December 11th, 2020 by
Caravanning is a fantastic spring, summer, and even autumn, pastime but once winter approaches and the season finishes, most sites shut down and all but the most dedicated caravanners hang up their keys for the winter. If you do intend to hibernate your caravan until you’re ready for spring adventures, then there are a few things you need to attend to before you say your end-of-season goodbyes.
Preparing your caravan for winter has a number of benefits: your van will be in better condition, you can avoid unnecessary damage, and it will require less work to get it ready for use.
Here are a few tasks to complete before winter comes:
Drain down the water system
We all know the damage that freezing weather can do to the pipes at home and a caravan’s pipes are no different. This means you’ll need to drain all the water from the cold and hot water system. Some choose to open all the taps and external drain covers on their last journey as the motion of the caravan travelling will bounce much of the water out. If you want to conduct a thorough job, you can use a caravan drain down kit which you can buy for around £70. Once drained, leave the taps open so that any residual water is less likely to freeze and expand.
Remove the toilet flush pump
Even if you use a drain down kit, there is one area where water may remain and that is the toilet flush pump. The easiest thing to do here is simply to remove it from the caravan and store in the house for the winter.
Give it a clean
It makes sense that you would clean your caravan before putting it away for the winter but there are more benefits to this than simply having a nice clean van. Using a specialist product like Pro-Kleen Caravan Over Winter Wash will not only clean your van, it will also afford it protection against algae, fungus, mould, acid rain, airborne pollutants, and birdlime. Of course, it won’t protect it from all dirt over the winter, but it will be easier to clean when you come to prep it for use in the spring.
One good tip is to be careful not to park it too close to trees if you can. Not only will trees drop leaves, but they’ll also house birds which will leave droppings everywhere.
To cover or not to cover?
Some people like the protection that a caravan cover can offer. A cover will certainly protect your van from some of the harsher elements of winter weather but if you park it in a location that is subject to high winds or heavy rain, a cover can in fact continuously rub across windows and cause some scuffing.

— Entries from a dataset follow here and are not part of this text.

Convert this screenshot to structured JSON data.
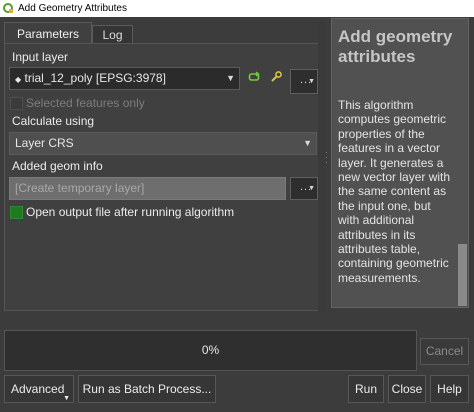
{
  "window": {
    "title": "Add Geometry Attributes"
  },
  "tabs": [
    {
      "label": "Parameters",
      "active": true
    },
    {
      "label": "Log",
      "active": false
    }
  ],
  "params": {
    "input_layer_label": "Input layer",
    "input_layer_value": "trial_12_poly [EPSG:3978]",
    "selected_only_label": "Selected features only",
    "selected_only_checked": false,
    "calc_label": "Calculate using",
    "calc_value": "Layer CRS",
    "added_geom_label": "Added geom info",
    "added_geom_placeholder": "[Create temporary layer]",
    "open_output_label": "Open output file after running algorithm",
    "open_output_checked": true,
    "dots": "..."
  },
  "help": {
    "title": "Add geometry attributes",
    "text": "This algorithm computes geometric properties of the features in a vector layer. It generates a new vector layer with the same content as the input one, but with additional attributes in its attributes table, containing geometric measurements."
  },
  "progress": {
    "text": "0%",
    "value": 0
  },
  "buttons": {
    "cancel": "Cancel",
    "advanced": "Advanced",
    "batch": "Run as Batch Process...",
    "run": "Run",
    "close": "Close",
    "help": "Help"
  },
  "colors": {
    "check_green": "#1f7a1f",
    "accent_green": "#6fcf3a",
    "accent_yellow": "#d8c24a"
  }
}
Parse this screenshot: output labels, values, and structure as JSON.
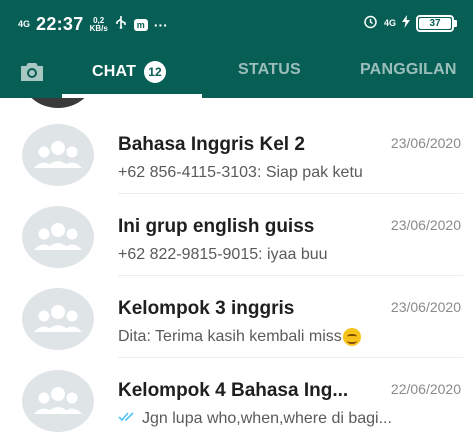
{
  "status_bar": {
    "signal_label": "4G",
    "time": "22:37",
    "speed_value": "0,2",
    "speed_unit": "KB/s",
    "usb_icon": "usb-icon",
    "app_badge": "m",
    "more": "···",
    "alarm_icon": "alarm-icon",
    "network_right": "4G",
    "battery": "37"
  },
  "tabs": {
    "camera_icon": "camera-icon",
    "chat_label": "CHAT",
    "chat_count": "12",
    "status_label": "STATUS",
    "calls_label": "PANGGILAN"
  },
  "colors": {
    "header": "#075e54",
    "avatar_bg": "#dfe5e7",
    "read_tick": "#4fc3f7"
  },
  "chats": [
    {
      "title": "Bahasa Inggris Kel 2",
      "date": "23/06/2020",
      "message": "+62 856-4115-3103: Siap pak ketu"
    },
    {
      "title": "Ini grup english guiss",
      "date": "23/06/2020",
      "message": "+62 822-9815-9015: iyaa buu"
    },
    {
      "title": "Kelompok 3 inggris",
      "date": "23/06/2020",
      "message": "Dita: Terima kasih kembali miss"
    },
    {
      "title": "Kelompok 4 Bahasa Ing...",
      "date": "22/06/2020",
      "message": "Jgn lupa who,when,where di bagi..."
    }
  ]
}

Look after the leisure battery
Just like a car battery, your caravan’s leisure battery requires regular charging. If you have an alarm or tracker fitted you will obviously need to leave the battery in situ. You can charge it using a hookup lead from the house or garage or even install solar panels on the van. If you don’t have these items that require power (though they are a good idea for security and may be conditions of your insurance), you can always just remove the battery and charge in the house. If you leave your caravan in storage over the winter, so charging it there would be difficult, you can buy a second battery and just go to swap it over once a month, remembering to charge the one you have at home, or use the solar power option (unless it is stored under cover).

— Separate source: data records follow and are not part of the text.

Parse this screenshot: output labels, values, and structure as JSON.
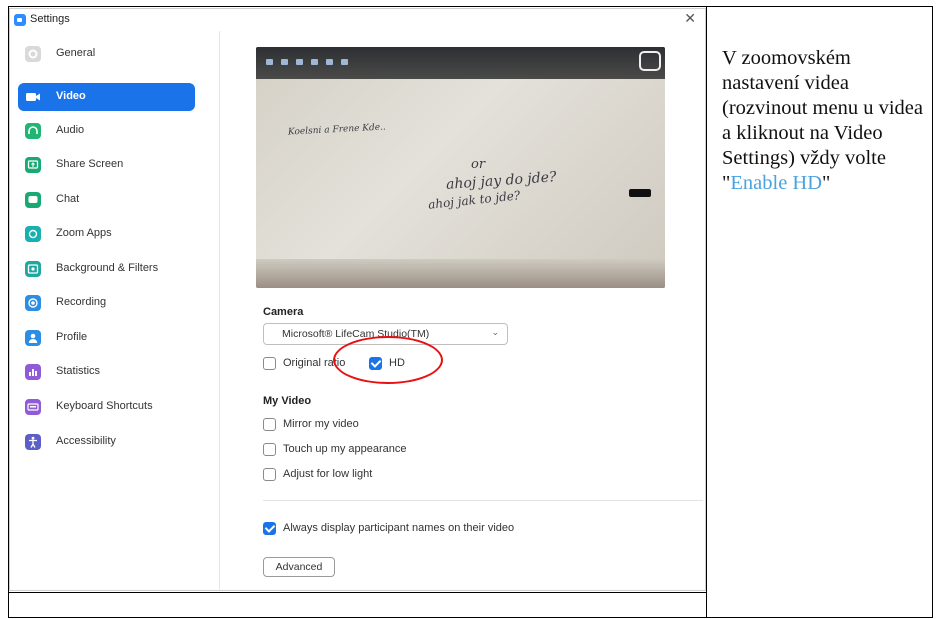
{
  "window": {
    "title": "Settings",
    "close_glyph": "✕"
  },
  "sidebar": {
    "items": [
      {
        "label": "General",
        "icon": "gear-icon",
        "color": "#c8c8c8",
        "active": false
      },
      {
        "label": "Video",
        "icon": "video-camera-icon",
        "color": "#ffffff",
        "active": true
      },
      {
        "label": "Audio",
        "icon": "headphones-icon",
        "color": "#21b573",
        "active": false
      },
      {
        "label": "Share Screen",
        "icon": "share-screen-icon",
        "color": "#19a974",
        "active": false
      },
      {
        "label": "Chat",
        "icon": "chat-bubble-icon",
        "color": "#19a974",
        "active": false
      },
      {
        "label": "Zoom Apps",
        "icon": "zoom-apps-icon",
        "color": "#19b0b0",
        "active": false
      },
      {
        "label": "Background & Filters",
        "icon": "background-icon",
        "color": "#1ea8a0",
        "active": false
      },
      {
        "label": "Recording",
        "icon": "recording-icon",
        "color": "#2b8de3",
        "active": false
      },
      {
        "label": "Profile",
        "icon": "profile-icon",
        "color": "#2b8de3",
        "active": false
      },
      {
        "label": "Statistics",
        "icon": "statistics-icon",
        "color": "#8f5bd6",
        "active": false
      },
      {
        "label": "Keyboard Shortcuts",
        "icon": "keyboard-icon",
        "color": "#8f5bd6",
        "active": false
      },
      {
        "label": "Accessibility",
        "icon": "accessibility-icon",
        "color": "#5b5fc7",
        "active": false
      }
    ]
  },
  "camera": {
    "section_label": "Camera",
    "selected_device": "Microsoft® LifeCam Studio(TM)",
    "original_ratio_label": "Original ratio",
    "original_ratio_checked": false,
    "hd_label": "HD",
    "hd_checked": true
  },
  "my_video": {
    "section_label": "My Video",
    "options": [
      {
        "label": "Mirror my video",
        "checked": false
      },
      {
        "label": "Touch up my appearance",
        "checked": false
      },
      {
        "label": "Adjust for low light",
        "checked": false
      }
    ]
  },
  "names_option": {
    "label": "Always display participant names on their video",
    "checked": true
  },
  "advanced_button": "Advanced",
  "annotation_text": {
    "before": "V zoomovském nastavení videa (rozvinout menu u videa a kliknout na Video Settings) vždy volte \"",
    "link": "Enable HD",
    "after": "\""
  },
  "colors": {
    "accent": "#1a73e8",
    "highlight_circle": "#e81010",
    "link": "#4aa3df"
  }
}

Leave the handbrake off
This one seems counter-intuitive but the reason for leaving the hand brake off is that damp weather can lead to corrosion of metal over time. Leaving the handbrake on under tension could cause it to lock in place and make it very difficult to release again.
Naturally, this means you have to take other measures to make sure your caravan stays in place. This should include parking on flat ground, using chocks, and employing the corner steadies.
Look after your tyres
Tyres can incur more damage being parked for long periods than being towed. This is due to all the pressure resting on one part of the tyre. With most vans having just 2 tyres, that is a lot of pressure. There are a couple of ways you can minimise this. One is to simply move it very slightly periodically over the winter so that the wheel rolls over to a new position. If you are limited for space to do this, you can rotate the wheels manually by jacking the caravan up. Tyre savers can also help to displace the load of the caravan on tyres. Once a month should be sufficient.
Your caravan is most vulnerable when not being used so it’s prudent to have some security measures in place, especially if you are storing elsewhere. Again, you may find this is a condition of your insurance policy. Measures can include hitch locks, wheel clamps, and leg locks.
Leave a reply
Your e-mail address will not be published. All fields are required